What the response needs is every record, repeated verbatim, and no images.

Excerpts from an interface dataset:
____________

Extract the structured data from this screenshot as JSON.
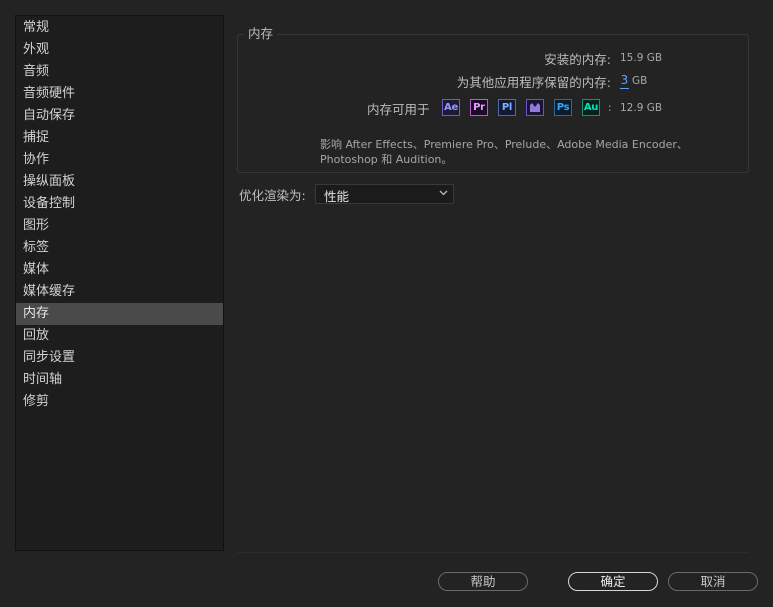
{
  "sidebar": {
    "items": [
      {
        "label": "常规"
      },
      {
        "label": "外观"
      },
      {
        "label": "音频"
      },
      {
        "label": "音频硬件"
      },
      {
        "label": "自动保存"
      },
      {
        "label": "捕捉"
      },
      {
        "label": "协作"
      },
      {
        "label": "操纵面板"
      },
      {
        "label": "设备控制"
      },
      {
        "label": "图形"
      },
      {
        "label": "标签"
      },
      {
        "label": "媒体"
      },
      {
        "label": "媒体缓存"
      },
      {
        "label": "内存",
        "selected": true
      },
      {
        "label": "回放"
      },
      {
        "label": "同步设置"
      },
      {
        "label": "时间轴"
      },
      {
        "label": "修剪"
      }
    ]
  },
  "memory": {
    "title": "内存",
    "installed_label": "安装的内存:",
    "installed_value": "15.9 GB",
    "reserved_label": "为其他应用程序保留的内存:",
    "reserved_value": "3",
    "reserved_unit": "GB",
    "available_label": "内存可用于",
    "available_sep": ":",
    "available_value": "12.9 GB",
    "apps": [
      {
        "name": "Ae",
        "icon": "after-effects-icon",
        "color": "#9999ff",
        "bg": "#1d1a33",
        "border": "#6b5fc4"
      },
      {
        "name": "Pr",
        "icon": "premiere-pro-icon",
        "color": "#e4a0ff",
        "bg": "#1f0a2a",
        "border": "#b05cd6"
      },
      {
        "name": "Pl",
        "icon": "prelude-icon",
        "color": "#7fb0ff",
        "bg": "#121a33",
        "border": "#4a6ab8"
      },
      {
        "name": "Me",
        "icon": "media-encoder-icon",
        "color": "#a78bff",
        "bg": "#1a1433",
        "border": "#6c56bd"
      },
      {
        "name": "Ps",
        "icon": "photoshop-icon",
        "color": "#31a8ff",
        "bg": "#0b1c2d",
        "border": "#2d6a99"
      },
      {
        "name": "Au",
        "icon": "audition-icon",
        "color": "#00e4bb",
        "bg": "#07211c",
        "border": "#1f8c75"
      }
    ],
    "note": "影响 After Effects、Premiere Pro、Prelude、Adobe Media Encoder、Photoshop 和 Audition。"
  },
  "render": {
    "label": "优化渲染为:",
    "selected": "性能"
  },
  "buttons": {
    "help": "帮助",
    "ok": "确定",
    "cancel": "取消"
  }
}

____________

SOLUTION
Extract the structured data from this screenshot as JSON.
{
  "sidebar": {
    "items": [
      {
        "label": "常规"
      },
      {
        "label": "外观"
      },
      {
        "label": "音频"
      },
      {
        "label": "音频硬件"
      },
      {
        "label": "自动保存"
      },
      {
        "label": "捕捉"
      },
      {
        "label": "协作"
      },
      {
        "label": "操纵面板"
      },
      {
        "label": "设备控制"
      },
      {
        "label": "图形"
      },
      {
        "label": "标签"
      },
      {
        "label": "媒体"
      },
      {
        "label": "媒体缓存"
      },
      {
        "label": "内存",
        "selected": true
      },
      {
        "label": "回放"
      },
      {
        "label": "同步设置"
      },
      {
        "label": "时间轴"
      },
      {
        "label": "修剪"
      }
    ]
  },
  "memory": {
    "title": "内存",
    "installed_label": "安装的内存:",
    "installed_value": "15.9 GB",
    "reserved_label": "为其他应用程序保留的内存:",
    "reserved_value": "3",
    "reserved_unit": "GB",
    "available_label": "内存可用于",
    "available_sep": ":",
    "available_value": "12.9 GB",
    "apps": [
      {
        "name": "Ae",
        "icon": "after-effects-icon",
        "color": "#9999ff",
        "bg": "#1d1a33",
        "border": "#6b5fc4"
      },
      {
        "name": "Pr",
        "icon": "premiere-pro-icon",
        "color": "#e4a0ff",
        "bg": "#1f0a2a",
        "border": "#b05cd6"
      },
      {
        "name": "Pl",
        "icon": "prelude-icon",
        "color": "#7fb0ff",
        "bg": "#121a33",
        "border": "#4a6ab8"
      },
      {
        "name": "Me",
        "icon": "media-encoder-icon",
        "color": "#a78bff",
        "bg": "#1a1433",
        "border": "#6c56bd"
      },
      {
        "name": "Ps",
        "icon": "photoshop-icon",
        "color": "#31a8ff",
        "bg": "#0b1c2d",
        "border": "#2d6a99"
      },
      {
        "name": "Au",
        "icon": "audition-icon",
        "color": "#00e4bb",
        "bg": "#07211c",
        "border": "#1f8c75"
      }
    ],
    "note": "影响 After Effects、Premiere Pro、Prelude、Adobe Media Encoder、Photoshop 和 Audition。"
  },
  "render": {
    "label": "优化渲染为:",
    "selected": "性能"
  },
  "buttons": {
    "help": "帮助",
    "ok": "确定",
    "cancel": "取消"
  }
}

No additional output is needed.